This poem published in 1901 is about the legendary Muskogee orator and chief, Crazy Snake, who led resistance to federal allotment of Muskogee lands.
The author, DeWitt Clinton Duncan, was born in the Cherokee Nation in Georgia in 1829. A poet, short story writer, and essayist, he was an attorney for the Cherokee Nation and a translator of Cherokee law, as well as a teacher of Latin, English, and Greek.
The opening line is an allusion to line thirty-three of William Cullen Bryant’s poem “The Battle-Field,” which reads “Truth, crushed to earth, shall rise again”—an idea which this poem sharply contradicts.
Which “truth” will rise today?
“Truth crushed to earth will rise again,”
’Tis sometimes said. False! When it dies,
Like a tall tree felled on the plain,
It never, never more, can rise.
Dead beauty’s buried out of sight;
’Tis gone beyond the eternal wave;
Another springs up into light,
But not the one that’s in the grave.
I saw a ship once leave the shore;
Its name was “Truth;” and on its board
It bore a thousand souls or more:
Beneath its keel the ocean roared.
That ship went down with all its crew.
True: other ships as proud as she,
Well built, and strong, and wholly new,
Still ride upon that self-same sea.
But “Truth,” and all on her embarked
Are lost in an eternal sleep,
(The fatal place itself unmarked)
Far down in the abysmal deep.
Let fleeing Aguinaldo speak;
And Oc̅eola from his cell;
And Sitting Bull, and Crazy Snake;
Their story of experience tell.
There is no truth in all the earth
But there’s a Calvary and a Cross;
We scarce have time to hail its birth,
Ere we are called to mark its loss.

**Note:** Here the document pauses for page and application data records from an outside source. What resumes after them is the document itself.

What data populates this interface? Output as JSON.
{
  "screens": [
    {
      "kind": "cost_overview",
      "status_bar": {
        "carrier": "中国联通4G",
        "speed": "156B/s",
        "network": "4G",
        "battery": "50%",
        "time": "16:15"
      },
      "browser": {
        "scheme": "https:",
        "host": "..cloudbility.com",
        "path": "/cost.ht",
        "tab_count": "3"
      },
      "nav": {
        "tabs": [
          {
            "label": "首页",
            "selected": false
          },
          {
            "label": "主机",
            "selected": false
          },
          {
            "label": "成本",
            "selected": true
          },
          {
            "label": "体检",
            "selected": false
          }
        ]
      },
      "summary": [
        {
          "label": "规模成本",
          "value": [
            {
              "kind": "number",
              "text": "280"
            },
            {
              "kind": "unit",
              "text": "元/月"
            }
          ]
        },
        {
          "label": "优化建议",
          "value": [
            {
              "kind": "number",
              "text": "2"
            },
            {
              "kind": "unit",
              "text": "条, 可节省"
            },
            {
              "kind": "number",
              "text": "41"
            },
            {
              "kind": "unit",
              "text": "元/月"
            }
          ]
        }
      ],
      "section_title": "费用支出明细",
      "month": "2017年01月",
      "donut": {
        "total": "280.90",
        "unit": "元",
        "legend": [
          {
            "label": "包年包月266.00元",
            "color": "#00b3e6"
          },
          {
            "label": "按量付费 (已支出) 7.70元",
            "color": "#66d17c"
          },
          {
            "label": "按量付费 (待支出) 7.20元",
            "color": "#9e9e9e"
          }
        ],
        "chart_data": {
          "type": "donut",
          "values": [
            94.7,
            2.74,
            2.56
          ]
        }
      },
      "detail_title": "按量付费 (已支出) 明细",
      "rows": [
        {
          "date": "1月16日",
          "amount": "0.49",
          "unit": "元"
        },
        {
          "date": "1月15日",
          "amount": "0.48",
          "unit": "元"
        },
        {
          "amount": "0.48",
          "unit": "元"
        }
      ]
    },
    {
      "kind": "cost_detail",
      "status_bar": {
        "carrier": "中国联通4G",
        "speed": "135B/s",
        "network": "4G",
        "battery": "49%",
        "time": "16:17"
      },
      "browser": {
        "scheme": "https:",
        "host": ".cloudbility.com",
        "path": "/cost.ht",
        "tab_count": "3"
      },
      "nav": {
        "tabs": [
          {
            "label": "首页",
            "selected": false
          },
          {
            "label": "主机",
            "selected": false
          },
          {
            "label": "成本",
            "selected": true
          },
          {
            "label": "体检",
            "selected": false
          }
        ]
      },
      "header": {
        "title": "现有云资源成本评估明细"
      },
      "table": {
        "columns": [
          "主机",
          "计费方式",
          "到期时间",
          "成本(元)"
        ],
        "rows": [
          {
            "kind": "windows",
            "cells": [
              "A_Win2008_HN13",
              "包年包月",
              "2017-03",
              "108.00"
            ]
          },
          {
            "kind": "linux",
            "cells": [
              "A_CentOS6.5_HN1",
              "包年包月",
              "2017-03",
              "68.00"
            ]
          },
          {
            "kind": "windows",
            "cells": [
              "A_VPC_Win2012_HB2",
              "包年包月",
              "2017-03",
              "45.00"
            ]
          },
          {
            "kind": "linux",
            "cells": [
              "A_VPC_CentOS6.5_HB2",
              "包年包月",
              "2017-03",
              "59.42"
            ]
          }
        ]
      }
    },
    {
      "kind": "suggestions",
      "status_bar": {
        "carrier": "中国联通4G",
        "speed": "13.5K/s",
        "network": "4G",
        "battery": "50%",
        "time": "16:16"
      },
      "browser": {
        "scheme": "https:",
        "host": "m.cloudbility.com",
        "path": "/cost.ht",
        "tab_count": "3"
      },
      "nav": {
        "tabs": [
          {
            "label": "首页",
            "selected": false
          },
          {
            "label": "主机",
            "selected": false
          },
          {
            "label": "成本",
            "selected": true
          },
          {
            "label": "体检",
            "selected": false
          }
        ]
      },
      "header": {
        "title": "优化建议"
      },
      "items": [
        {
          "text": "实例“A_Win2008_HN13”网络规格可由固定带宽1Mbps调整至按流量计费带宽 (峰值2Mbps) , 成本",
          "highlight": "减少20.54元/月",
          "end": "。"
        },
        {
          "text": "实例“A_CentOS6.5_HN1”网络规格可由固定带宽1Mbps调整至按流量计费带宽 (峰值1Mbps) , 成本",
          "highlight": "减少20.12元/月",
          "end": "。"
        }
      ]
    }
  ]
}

The truth that lives and laugh’s a sneak,
That crouching licks the hand of power,
While that that’s worth the name is weak,
And under foot dies every hour.